I know what you mean. And much of the US healthcare structure also seems to only work very well for those for whom it works at the expense of not working at all for most of the rest. I'd almost not be surprised to find a 'pop-up' surgery like this for either those ready and eager to pay or completely without the means and desperate (the latter might not have the MRI scanner at hand...).
The disparities in US health care are well documented (apologies if you hit a paywall). As for the 'pop-up' surgeries/medical care "offices", you may be referring to urgent care centers, which are commonplace in the US now, and expensive but (maybe) better than going without. True 'pop-ups' (e.g., temporary facilities under canvas) are not unknown, and not just after natural disasters. 17:02, 4 November 2023 (UTC)
For all the problems with the UK healthcare systems (and the gods know that there are indeed some), I can't see Beret Guy's system working here, at the same level of hypothetical. (Same with policing matters.) 14:10, 4 November 2023 (UTC)
Just imagine how Americans feel when we read about members of Parliament holding surgeries for their constituents. Very confusing. -- 15:58, 4 November 2023 (UTC)
It's helpful (at least to me) to read the etymology of the word "surgery", especially how, in British English, it came to mean "a (place for) consultation." Combine this with the realization that, whereas in the USA a physician holds a doctorate degree, a physician in the UK holds a bachelor's degree - UK secondary school graduates, if they qualify, go directly to medical school, bypassing the bachelor's degree step forced on would-be physicians in the US. Thus, a "doctor's office" in the USA is a place where the physician holds a doctorate degree (technically "is a doctor"), and is found in an office processing the paperwork that dominates the doctor's day, whilst a "doctor's surgery" in the UK is a place where the physician might not hold a doctorate degree (technically "is not a doctor") and in which, in the modern day, surgeries seldom (never?) take place. 07:33, 5 November 2023 (UTC)
"We [English] have really everything in common with America nowadays, except, of course, language." - Oscar Wilde, 1887 16:41, 4 November 2023 (UTC)
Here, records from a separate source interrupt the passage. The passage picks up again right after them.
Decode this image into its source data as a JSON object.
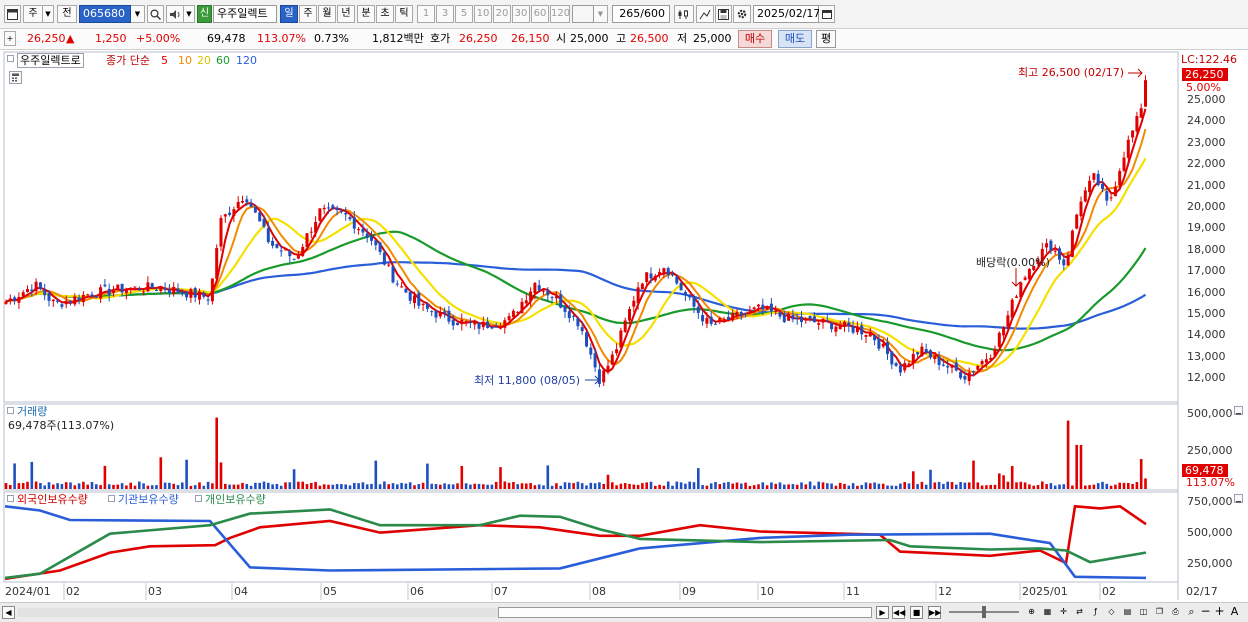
{
  "toolbar": {
    "market_btn": "주",
    "prev_btn": "전",
    "code": "065680",
    "stock_tag": "신",
    "stock_name": "우주일렉트",
    "period_tabs": [
      {
        "label": "일",
        "active": true
      },
      {
        "label": "주",
        "active": false
      },
      {
        "label": "월",
        "active": false
      },
      {
        "label": "년",
        "active": false
      },
      {
        "label": "분",
        "active": false
      },
      {
        "label": "초",
        "active": false
      },
      {
        "label": "틱",
        "active": false
      }
    ],
    "intervals": [
      "1",
      "3",
      "5",
      "10",
      "20",
      "30",
      "60",
      "120"
    ],
    "count": "265",
    "count_total": "/600",
    "date": "2025/02/17"
  },
  "quote": {
    "price": "26,250",
    "arrow": "▲",
    "change": "1,250",
    "change_pct": "+5.00%",
    "volume": "69,478",
    "volume_ratio": "113.07%",
    "turnover": "0.73%",
    "amount": "1,812백만",
    "ask_label": "호가",
    "ask": "26,250",
    "bid": "26,150",
    "open_label": "시",
    "open": "25,000",
    "high_label": "고",
    "high": "26,500",
    "low_label": "저",
    "low": "25,000",
    "buy_btn": "매수",
    "sell_btn": "매도",
    "eval_btn": "평"
  },
  "price_panel": {
    "legend_name": "우주일렉트로",
    "legend_ma": "종가 단순",
    "ma_periods": [
      "5",
      "10",
      "20",
      "60",
      "120"
    ],
    "lc_label": "LC:122.46",
    "last_price": "26,250",
    "last_pct": "5.00%",
    "yticks": [
      "25,000",
      "24,000",
      "23,000",
      "22,000",
      "21,000",
      "20,000",
      "19,000",
      "18,000",
      "17,000",
      "16,000",
      "15,000",
      "14,000",
      "13,000",
      "12,000"
    ],
    "high_note": "최고 26,500 (02/17)",
    "low_note": "최저 11,800 (08/05)",
    "dividend_note": "배당락(0.00%)"
  },
  "volume_panel": {
    "title": "거래량",
    "summary": "69,478주(113.07%)",
    "yticks": [
      "500,000",
      "250,000"
    ],
    "last_value": "69,478",
    "last_pct": "113.07%"
  },
  "holdings_panel": {
    "series": [
      "외국인보유수량",
      "기관보유수량",
      "개인보유수량"
    ],
    "yticks": [
      "750,000",
      "500,000",
      "250,000"
    ]
  },
  "xaxis": {
    "labels": [
      "2024/01",
      "02",
      "03",
      "04",
      "05",
      "06",
      "07",
      "08",
      "09",
      "10",
      "11",
      "12",
      "2025/01",
      "02"
    ],
    "right_label": "02/17"
  },
  "colors": {
    "up": "#e00000",
    "down": "#1f4fbf",
    "ma5": "#e00000",
    "ma10": "#f08a00",
    "ma20": "#f5e000",
    "ma60": "#1a9a2a",
    "ma120": "#2a5ed9"
  },
  "chart_data": {
    "type": "candlestick",
    "x_range": [
      "2024/01",
      "2025/02/17"
    ],
    "price_axis": [
      11500,
      26500
    ],
    "price_keypoints": [
      {
        "date": "2024/01",
        "close": 15800
      },
      {
        "date": "2024/03",
        "close": 16300
      },
      {
        "date": "2024/04",
        "close": 20800
      },
      {
        "date": "2024/05",
        "close": 20000
      },
      {
        "date": "2024/06",
        "close": 16000
      },
      {
        "date": "2024/07",
        "close": 14700
      },
      {
        "date": "2024/07 late",
        "close": 16700
      },
      {
        "date": "2024/08/05",
        "low": 11800
      },
      {
        "date": "2024/08 late",
        "close": 17500
      },
      {
        "date": "2024/10",
        "close": 15400
      },
      {
        "date": "2024/12",
        "close": 12500
      },
      {
        "date": "2025/01",
        "close": 17500
      },
      {
        "date": "2025/02/17",
        "open": 25000,
        "high": 26500,
        "low": 25000,
        "close": 26250
      }
    ],
    "moving_averages": [
      "5",
      "10",
      "20",
      "60",
      "120"
    ],
    "volume_last": 69478,
    "volume_axis": [
      0,
      500000
    ],
    "holdings_axis": [
      0,
      750000
    ],
    "holdings_series": [
      {
        "name": "외국인보유수량",
        "start": 10000,
        "end": 530000
      },
      {
        "name": "기관보유수량",
        "start": 700000,
        "end": 20000
      },
      {
        "name": "개인보유수량",
        "start": 20000,
        "end": 260000
      }
    ]
  }
}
Maybe the "We're like librarians, but for your bones and blood" refers to medical studies, that involve a lot of rote memorization. Among the things medical students need to know by heart are the names of bones and blood vessels. 00:17, 6 November 2023 (UTC)

The Google Maps stuff sounds a lot like Wiretapping the Secret Service can be easy and fun to me. Jadatkins (talk) 15:24, 6 November 2023 (UTC)

I would argue that "making holes in you" is much more likely to refer to the use of needles and syringes, first to withdraw blood for lab analysis (to determine the root cause of being too hot), and subsequently to administer medication to combat whatever infection is detected. Joe Perez (talk)

I agree; I've made that addition. BunsenH (talk) 18:48, 6 November 2023 (UTC)

There are smaller MRTs just for arms and legs, about the size as shown in the comic. For example the GE Optima MR430s. 12:30, 8 November 2023 (UTC)